The book follows the tried and tested formula of a multi-strand plot converging for a climatic finale. The story is evenly divided between the USS Woodbridge, the Iraqi terrorists and Knox Jones a CIA operative whose suspicions are aroused after the murder of a United States inspector in Iraqi. The guy from Langley turns out to be the major character in the story and I would hazard a guess that he might reappear in future adventures (sound familiar?). Thompson has an appealing style of writing, combining the in-depth knowledge of Tom Clancy with the useful literary tool, of which Michael Crichton is a master, of employing his characters to explain technology to each other and, by default, the reader. For example; want to know the basis of marine seismology? Then after a couple of pages of dialogue between the scientists who discover the earthquake you'll be fully clue in.
The author is actually ex-navy so has brought a commanding knowledge of naval process to the book. His descriptions of life aboard the submarine are well observed with small details providing a high level of authenticity. Whilst Clancy is a master of research, Thompson's real-life credentials give a strong credibility to his technical narrative. The presence of the crew's family is handled sensibly, particularly where the Captain's young son is concerned.

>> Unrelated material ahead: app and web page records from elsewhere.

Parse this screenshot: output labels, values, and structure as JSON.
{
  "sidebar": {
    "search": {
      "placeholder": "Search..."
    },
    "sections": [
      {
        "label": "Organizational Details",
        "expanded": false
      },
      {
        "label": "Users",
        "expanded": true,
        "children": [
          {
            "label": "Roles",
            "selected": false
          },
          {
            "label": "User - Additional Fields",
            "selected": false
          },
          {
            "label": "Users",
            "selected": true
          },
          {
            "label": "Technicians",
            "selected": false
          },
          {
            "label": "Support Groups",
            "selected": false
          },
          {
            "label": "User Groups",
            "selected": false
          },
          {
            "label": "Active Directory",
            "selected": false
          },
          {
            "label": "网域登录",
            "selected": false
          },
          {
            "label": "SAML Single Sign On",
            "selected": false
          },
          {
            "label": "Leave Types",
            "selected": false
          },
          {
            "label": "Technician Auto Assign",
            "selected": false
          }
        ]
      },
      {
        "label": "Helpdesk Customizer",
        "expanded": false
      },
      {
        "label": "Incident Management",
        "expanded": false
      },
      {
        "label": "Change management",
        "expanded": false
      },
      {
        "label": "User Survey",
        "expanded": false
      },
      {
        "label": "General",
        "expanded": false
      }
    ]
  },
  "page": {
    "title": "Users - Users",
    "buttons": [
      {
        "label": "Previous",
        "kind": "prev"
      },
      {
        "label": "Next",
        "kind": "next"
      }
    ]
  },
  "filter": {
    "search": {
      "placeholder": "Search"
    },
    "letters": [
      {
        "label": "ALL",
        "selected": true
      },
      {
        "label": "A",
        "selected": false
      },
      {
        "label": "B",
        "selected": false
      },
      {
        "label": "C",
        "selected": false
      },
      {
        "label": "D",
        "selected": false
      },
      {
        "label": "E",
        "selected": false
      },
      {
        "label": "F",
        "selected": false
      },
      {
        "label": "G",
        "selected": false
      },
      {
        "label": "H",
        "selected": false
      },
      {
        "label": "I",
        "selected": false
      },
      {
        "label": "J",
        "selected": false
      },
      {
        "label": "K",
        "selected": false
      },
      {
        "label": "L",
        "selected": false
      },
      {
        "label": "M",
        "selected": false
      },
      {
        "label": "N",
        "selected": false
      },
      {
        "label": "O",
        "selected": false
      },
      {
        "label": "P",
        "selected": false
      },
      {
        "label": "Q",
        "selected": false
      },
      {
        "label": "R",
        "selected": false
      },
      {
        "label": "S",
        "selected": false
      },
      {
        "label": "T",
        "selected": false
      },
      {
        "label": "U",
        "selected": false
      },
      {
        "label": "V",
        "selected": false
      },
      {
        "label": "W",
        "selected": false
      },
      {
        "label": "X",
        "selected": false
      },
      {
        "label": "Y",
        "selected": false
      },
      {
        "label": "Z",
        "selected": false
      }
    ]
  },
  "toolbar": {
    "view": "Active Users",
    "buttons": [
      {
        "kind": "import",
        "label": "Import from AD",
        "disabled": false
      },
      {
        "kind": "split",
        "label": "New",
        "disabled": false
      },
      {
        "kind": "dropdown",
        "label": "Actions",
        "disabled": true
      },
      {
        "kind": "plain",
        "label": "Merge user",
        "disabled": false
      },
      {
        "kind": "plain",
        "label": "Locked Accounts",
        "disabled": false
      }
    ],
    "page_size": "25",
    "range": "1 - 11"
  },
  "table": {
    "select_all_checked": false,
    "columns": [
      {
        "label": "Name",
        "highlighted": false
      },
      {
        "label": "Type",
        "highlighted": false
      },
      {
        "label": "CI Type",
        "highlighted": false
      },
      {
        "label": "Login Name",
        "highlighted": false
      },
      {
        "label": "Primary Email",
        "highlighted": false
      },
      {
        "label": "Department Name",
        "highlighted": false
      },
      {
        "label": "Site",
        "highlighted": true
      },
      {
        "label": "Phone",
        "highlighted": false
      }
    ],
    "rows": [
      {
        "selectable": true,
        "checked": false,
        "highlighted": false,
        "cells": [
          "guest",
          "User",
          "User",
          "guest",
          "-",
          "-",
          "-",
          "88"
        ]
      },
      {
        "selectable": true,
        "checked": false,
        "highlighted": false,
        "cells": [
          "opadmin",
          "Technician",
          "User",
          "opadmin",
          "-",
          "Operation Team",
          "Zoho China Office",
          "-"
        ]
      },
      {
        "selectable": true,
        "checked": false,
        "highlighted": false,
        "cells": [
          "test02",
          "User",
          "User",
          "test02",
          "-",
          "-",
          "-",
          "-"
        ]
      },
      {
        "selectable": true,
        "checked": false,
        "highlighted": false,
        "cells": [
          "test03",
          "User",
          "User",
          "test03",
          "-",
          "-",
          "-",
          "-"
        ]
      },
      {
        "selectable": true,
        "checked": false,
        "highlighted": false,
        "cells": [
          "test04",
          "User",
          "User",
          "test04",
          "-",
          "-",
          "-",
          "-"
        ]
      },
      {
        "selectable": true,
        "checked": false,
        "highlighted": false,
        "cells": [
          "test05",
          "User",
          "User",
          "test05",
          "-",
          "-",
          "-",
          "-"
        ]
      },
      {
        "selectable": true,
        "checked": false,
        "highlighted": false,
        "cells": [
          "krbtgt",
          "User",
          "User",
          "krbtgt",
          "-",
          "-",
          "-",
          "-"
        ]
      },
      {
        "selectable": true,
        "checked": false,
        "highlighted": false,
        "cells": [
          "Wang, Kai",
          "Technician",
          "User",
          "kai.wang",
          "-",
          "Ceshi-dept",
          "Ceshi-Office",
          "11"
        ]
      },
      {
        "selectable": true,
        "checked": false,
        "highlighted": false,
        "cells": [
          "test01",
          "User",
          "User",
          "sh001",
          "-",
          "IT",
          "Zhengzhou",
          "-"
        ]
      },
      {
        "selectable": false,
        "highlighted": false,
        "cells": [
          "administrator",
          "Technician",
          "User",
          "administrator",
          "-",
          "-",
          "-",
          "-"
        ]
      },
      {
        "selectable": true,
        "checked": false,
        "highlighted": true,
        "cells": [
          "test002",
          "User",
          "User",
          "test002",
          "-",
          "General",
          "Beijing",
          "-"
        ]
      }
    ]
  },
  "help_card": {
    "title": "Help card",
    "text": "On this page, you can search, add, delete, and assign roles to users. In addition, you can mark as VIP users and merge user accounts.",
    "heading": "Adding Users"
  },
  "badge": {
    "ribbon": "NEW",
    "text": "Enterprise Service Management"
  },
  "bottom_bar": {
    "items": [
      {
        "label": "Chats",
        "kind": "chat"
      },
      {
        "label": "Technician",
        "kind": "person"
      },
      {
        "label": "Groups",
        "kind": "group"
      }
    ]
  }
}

Alarm bells rang when he appeared and I was fearing a cringe factor of Spielberg proportions, however he is used in such a way as to not cause any grinding of teeth. Likewise, other civilians on the submarine demonstrate skills that prove useful and do not hinder the logic of the story.
The book is not without its faults. This is quite a basic story with Thompson sticking to an action-driven plot and avoiding large amounts of political commentary (not necessarily a bad thing). There is little character development beyond a few lines of background on the main players. Consequently the book lacks the complex feel you associate with your average techno-thriller, although coming in at a relatively short 280 pages means the story and action plotting are quite sufficient to hold the interest.